- **TASK TO CARRY OUT**: Copy every entry word for word. Skip the pictures.

- **DATA RECORDS**:
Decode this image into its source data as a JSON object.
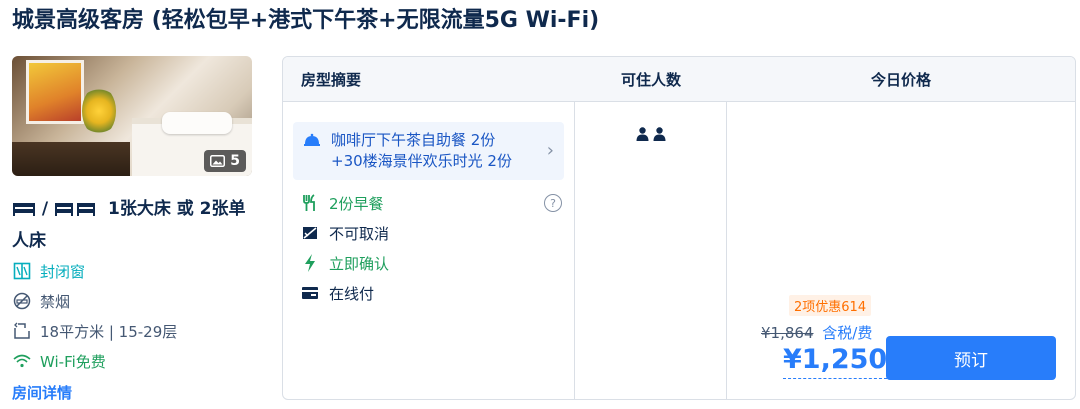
{
  "room": {
    "title": "城景高级客房 (轻松包早+港式下午茶+无限流量5G Wi-Fi)",
    "photo_count": "5",
    "bed_text": "1张大床 或 2张单人床",
    "bed_sep": "/",
    "features": [
      {
        "icon": "window-icon",
        "label": "封闭窗",
        "color": "#06aebd"
      },
      {
        "icon": "no-smoking-icon",
        "label": "禁烟",
        "color": "#455873"
      },
      {
        "icon": "area-icon",
        "label": "18平方米 | 15-29层",
        "color": "#455873"
      },
      {
        "icon": "wifi-icon",
        "label": "Wi-Fi免费",
        "color": "#1f9f5d"
      }
    ],
    "detail_link": "房间详情"
  },
  "table": {
    "headers": {
      "summary": "房型摘要",
      "occupancy": "可住人数",
      "price": "今日价格"
    },
    "promo": {
      "line1": "咖啡厅下午茶自助餐 2份",
      "line2": "+30楼海景伴欢乐时光 2份"
    },
    "package": [
      {
        "icon": "breakfast-icon",
        "label": "2份早餐",
        "color": "#1f9f5d"
      },
      {
        "icon": "no-cancel-icon",
        "label": "不可取消",
        "color": "#0f294d"
      },
      {
        "icon": "lightning-icon",
        "label": "立即确认",
        "color": "#1f9f5d"
      },
      {
        "icon": "card-icon",
        "label": "在线付",
        "color": "#0f294d"
      }
    ],
    "occupancy": 2,
    "pricing": {
      "discount_tag": "2项优惠614",
      "original_price": "¥1,864",
      "tax_note": "含税/费",
      "price": "¥1,250",
      "book_label": "预订"
    }
  }
}
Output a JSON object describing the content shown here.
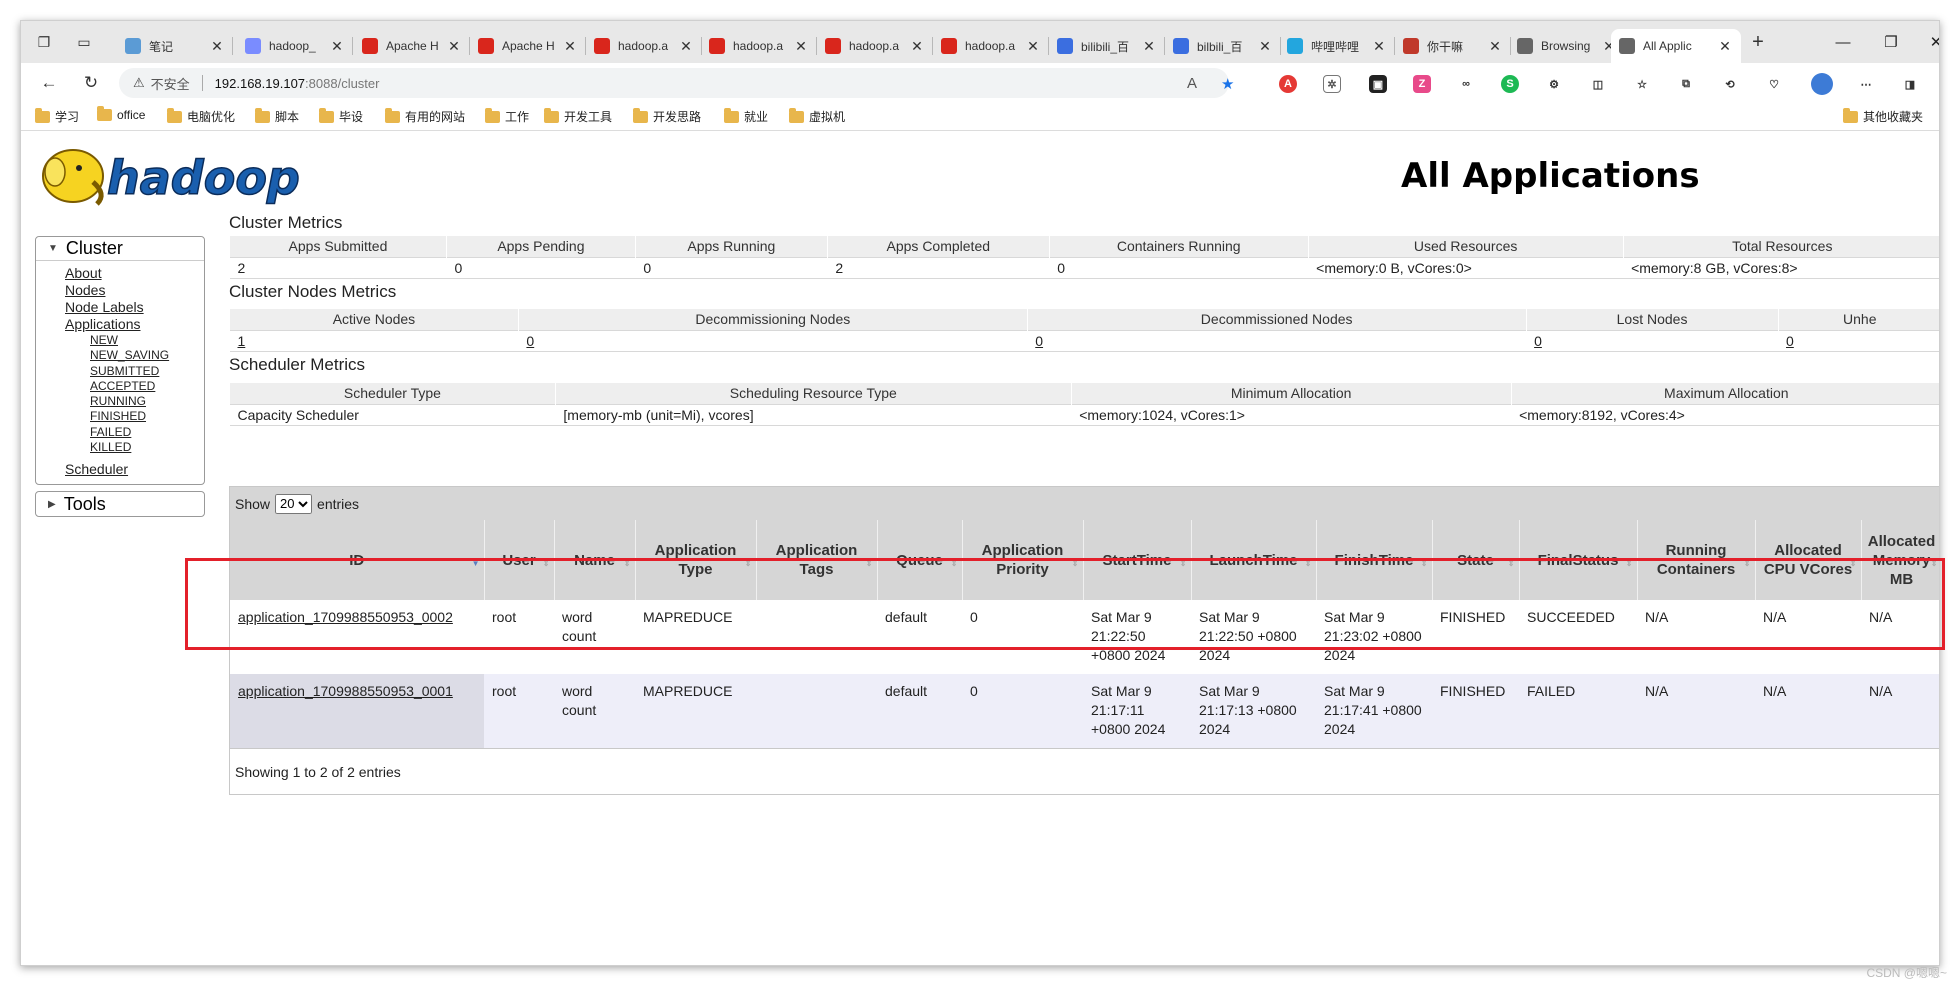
{
  "browser": {
    "tabs": [
      {
        "title": "笔记",
        "color": "#5b9bd5"
      },
      {
        "title": "hadoop_",
        "color": "#7a8cff"
      },
      {
        "title": "Apache H",
        "color": "#d9261c"
      },
      {
        "title": "Apache H",
        "color": "#d9261c"
      },
      {
        "title": "hadoop.a",
        "color": "#d9261c"
      },
      {
        "title": "hadoop.a",
        "color": "#d9261c"
      },
      {
        "title": "hadoop.a",
        "color": "#d9261c"
      },
      {
        "title": "hadoop.a",
        "color": "#d9261c"
      },
      {
        "title": "bilibili_百",
        "color": "#3b6ee0"
      },
      {
        "title": "bilbili_百",
        "color": "#3b6ee0"
      },
      {
        "title": "哔哩哔哩",
        "color": "#23a6de"
      },
      {
        "title": "你干嘛",
        "color": "#c0392b"
      },
      {
        "title": "Browsing",
        "color": "#666666"
      },
      {
        "title": "All Applic",
        "color": "#666666"
      }
    ],
    "new_tab_glyph": "+",
    "url_warning": "不安全",
    "url_host": "192.168.19.107",
    "url_path": ":8088/cluster",
    "bookmarks": [
      "学习",
      "office",
      "电脑优化",
      "脚本",
      "毕设",
      "有用的网站",
      "工作",
      "开发工具",
      "开发思路",
      "就业",
      "虚拟机"
    ],
    "other_bookmarks": "其他收藏夹"
  },
  "page": {
    "title": "All Applications",
    "logo_text": "hadoop"
  },
  "nav": {
    "cluster_label": "Cluster",
    "tools_label": "Tools",
    "links": [
      "About",
      "Nodes",
      "Node Labels",
      "Applications"
    ],
    "app_states": [
      "NEW",
      "NEW_SAVING",
      "SUBMITTED",
      "ACCEPTED",
      "RUNNING",
      "FINISHED",
      "FAILED",
      "KILLED"
    ],
    "scheduler": "Scheduler"
  },
  "cluster_metrics": {
    "title": "Cluster Metrics",
    "headers": [
      "Apps Submitted",
      "Apps Pending",
      "Apps Running",
      "Apps Completed",
      "Containers Running",
      "Used Resources",
      "Total Resources"
    ],
    "values": [
      "2",
      "0",
      "0",
      "2",
      "0",
      "<memory:0 B, vCores:0>",
      "<memory:8 GB, vCores:8>"
    ]
  },
  "nodes_metrics": {
    "title": "Cluster Nodes Metrics",
    "headers": [
      "Active Nodes",
      "Decommissioning Nodes",
      "Decommissioned Nodes",
      "Lost Nodes",
      "Unhe"
    ],
    "values": [
      "1",
      "0",
      "0",
      "0",
      "0"
    ]
  },
  "scheduler_metrics": {
    "title": "Scheduler Metrics",
    "headers": [
      "Scheduler Type",
      "Scheduling Resource Type",
      "Minimum Allocation",
      "Maximum Allocation"
    ],
    "values": [
      "Capacity Scheduler",
      "[memory-mb (unit=Mi), vcores]",
      "<memory:1024, vCores:1>",
      "<memory:8192, vCores:4>"
    ]
  },
  "apps": {
    "show_label": "Show",
    "page_size": "20",
    "entries_label": "entries",
    "headers": [
      "ID",
      "User",
      "Name",
      "Application Type",
      "Application Tags",
      "Queue",
      "Application Priority",
      "StartTime",
      "LaunchTime",
      "FinishTime",
      "State",
      "FinalStatus",
      "Running Containers",
      "Allocated CPU VCores",
      "Allocated Memory MB"
    ],
    "rows": [
      {
        "id": "application_1709988550953_0002",
        "user": "root",
        "name": "word count",
        "type": "MAPREDUCE",
        "tags": "",
        "queue": "default",
        "priority": "0",
        "start": "Sat Mar 9 21:22:50 +0800 2024",
        "launch": "Sat Mar 9 21:22:50 +0800 2024",
        "finish": "Sat Mar 9 21:23:02 +0800 2024",
        "state": "FINISHED",
        "final": "SUCCEEDED",
        "running": "N/A",
        "cpu": "N/A",
        "mem": "N/A"
      },
      {
        "id": "application_1709988550953_0001",
        "user": "root",
        "name": "word count",
        "type": "MAPREDUCE",
        "tags": "",
        "queue": "default",
        "priority": "0",
        "start": "Sat Mar 9 21:17:11 +0800 2024",
        "launch": "Sat Mar 9 21:17:13 +0800 2024",
        "finish": "Sat Mar 9 21:17:41 +0800 2024",
        "state": "FINISHED",
        "final": "FAILED",
        "running": "N/A",
        "cpu": "N/A",
        "mem": "N/A"
      }
    ],
    "footer": "Showing 1 to 2 of 2 entries"
  },
  "watermark": "CSDN @嗯嗯~",
  "colors": {
    "highlight": "#e3202a",
    "header_bg": "#d6d6d6",
    "metrics_header_bg": "#eeeeee",
    "even_row_bg": "#eeeef9"
  }
}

- **EXERCISE OUTPUT**:
Decode this image into its source data as a JSON object.
{
  "room": {
    "title": "城景高级客房 (轻松包早+港式下午茶+无限流量5G Wi-Fi)",
    "photo_count": "5",
    "bed_text": "1张大床 或 2张单人床",
    "bed_sep": "/",
    "features": [
      {
        "icon": "window-icon",
        "label": "封闭窗",
        "color": "#06aebd"
      },
      {
        "icon": "no-smoking-icon",
        "label": "禁烟",
        "color": "#455873"
      },
      {
        "icon": "area-icon",
        "label": "18平方米 | 15-29层",
        "color": "#455873"
      },
      {
        "icon": "wifi-icon",
        "label": "Wi-Fi免费",
        "color": "#1f9f5d"
      }
    ],
    "detail_link": "房间详情"
  },
  "table": {
    "headers": {
      "summary": "房型摘要",
      "occupancy": "可住人数",
      "price": "今日价格"
    },
    "promo": {
      "line1": "咖啡厅下午茶自助餐 2份",
      "line2": "+30楼海景伴欢乐时光 2份"
    },
    "package": [
      {
        "icon": "breakfast-icon",
        "label": "2份早餐",
        "color": "#1f9f5d"
      },
      {
        "icon": "no-cancel-icon",
        "label": "不可取消",
        "color": "#0f294d"
      },
      {
        "icon": "lightning-icon",
        "label": "立即确认",
        "color": "#1f9f5d"
      },
      {
        "icon": "card-icon",
        "label": "在线付",
        "color": "#0f294d"
      }
    ],
    "occupancy": 2,
    "pricing": {
      "discount_tag": "2项优惠614",
      "original_price": "¥1,864",
      "tax_note": "含税/费",
      "price": "¥1,250",
      "book_label": "预订"
    }
  }
}
Output a JSON object describing the content shown here.
{
  "browser": {
    "tabs": [
      {
        "title": "笔记",
        "color": "#5b9bd5"
      },
      {
        "title": "hadoop_",
        "color": "#7a8cff"
      },
      {
        "title": "Apache H",
        "color": "#d9261c"
      },
      {
        "title": "Apache H",
        "color": "#d9261c"
      },
      {
        "title": "hadoop.a",
        "color": "#d9261c"
      },
      {
        "title": "hadoop.a",
        "color": "#d9261c"
      },
      {
        "title": "hadoop.a",
        "color": "#d9261c"
      },
      {
        "title": "hadoop.a",
        "color": "#d9261c"
      },
      {
        "title": "bilibili_百",
        "color": "#3b6ee0"
      },
      {
        "title": "bilbili_百",
        "color": "#3b6ee0"
      },
      {
        "title": "哔哩哔哩",
        "color": "#23a6de"
      },
      {
        "title": "你干嘛",
        "color": "#c0392b"
      },
      {
        "title": "Browsing",
        "color": "#666666"
      },
      {
        "title": "All Applic",
        "color": "#666666"
      }
    ],
    "new_tab_glyph": "+",
    "url_warning": "不安全",
    "url_host": "192.168.19.107",
    "url_path": ":8088/cluster",
    "bookmarks": [
      "学习",
      "office",
      "电脑优化",
      "脚本",
      "毕设",
      "有用的网站",
      "工作",
      "开发工具",
      "开发思路",
      "就业",
      "虚拟机"
    ],
    "other_bookmarks": "其他收藏夹"
  },
  "page": {
    "title": "All Applications",
    "logo_text": "hadoop"
  },
  "nav": {
    "cluster_label": "Cluster",
    "tools_label": "Tools",
    "links": [
      "About",
      "Nodes",
      "Node Labels",
      "Applications"
    ],
    "app_states": [
      "NEW",
      "NEW_SAVING",
      "SUBMITTED",
      "ACCEPTED",
      "RUNNING",
      "FINISHED",
      "FAILED",
      "KILLED"
    ],
    "scheduler": "Scheduler"
  },
  "cluster_metrics": {
    "title": "Cluster Metrics",
    "headers": [
      "Apps Submitted",
      "Apps Pending",
      "Apps Running",
      "Apps Completed",
      "Containers Running",
      "Used Resources",
      "Total Resources"
    ],
    "values": [
      "2",
      "0",
      "0",
      "2",
      "0",
      "<memory:0 B, vCores:0>",
      "<memory:8 GB, vCores:8>"
    ]
  },
  "nodes_metrics": {
    "title": "Cluster Nodes Metrics",
    "headers": [
      "Active Nodes",
      "Decommissioning Nodes",
      "Decommissioned Nodes",
      "Lost Nodes",
      "Unhe"
    ],
    "values": [
      "1",
      "0",
      "0",
      "0",
      "0"
    ]
  },
  "scheduler_metrics": {
    "title": "Scheduler Metrics",
    "headers": [
      "Scheduler Type",
      "Scheduling Resource Type",
      "Minimum Allocation",
      "Maximum Allocation"
    ],
    "values": [
      "Capacity Scheduler",
      "[memory-mb (unit=Mi), vcores]",
      "<memory:1024, vCores:1>",
      "<memory:8192, vCores:4>"
    ]
  },
  "apps": {
    "show_label": "Show",
    "page_size": "20",
    "entries_label": "entries",
    "headers": [
      "ID",
      "User",
      "Name",
      "Application Type",
      "Application Tags",
      "Queue",
      "Application Priority",
      "StartTime",
      "LaunchTime",
      "FinishTime",
      "State",
      "FinalStatus",
      "Running Containers",
      "Allocated CPU VCores",
      "Allocated Memory MB"
    ],
    "rows": [
      {
        "id": "application_1709988550953_0002",
        "user": "root",
        "name": "word count",
        "type": "MAPREDUCE",
        "tags": "",
        "queue": "default",
        "priority": "0",
        "start": "Sat Mar 9 21:22:50 +0800 2024",
        "launch": "Sat Mar 9 21:22:50 +0800 2024",
        "finish": "Sat Mar 9 21:23:02 +0800 2024",
        "state": "FINISHED",
        "final": "SUCCEEDED",
        "running": "N/A",
        "cpu": "N/A",
        "mem": "N/A"
      },
      {
        "id": "application_1709988550953_0001",
        "user": "root",
        "name": "word count",
        "type": "MAPREDUCE",
        "tags": "",
        "queue": "default",
        "priority": "0",
        "start": "Sat Mar 9 21:17:11 +0800 2024",
        "launch": "Sat Mar 9 21:17:13 +0800 2024",
        "finish": "Sat Mar 9 21:17:41 +0800 2024",
        "state": "FINISHED",
        "final": "FAILED",
        "running": "N/A",
        "cpu": "N/A",
        "mem": "N/A"
      }
    ],
    "footer": "Showing 1 to 2 of 2 entries"
  },
  "watermark": "CSDN @嗯嗯~",
  "colors": {
    "highlight": "#e3202a",
    "header_bg": "#d6d6d6",
    "metrics_header_bg": "#eeeeee",
    "even_row_bg": "#eeeef9"
  }
}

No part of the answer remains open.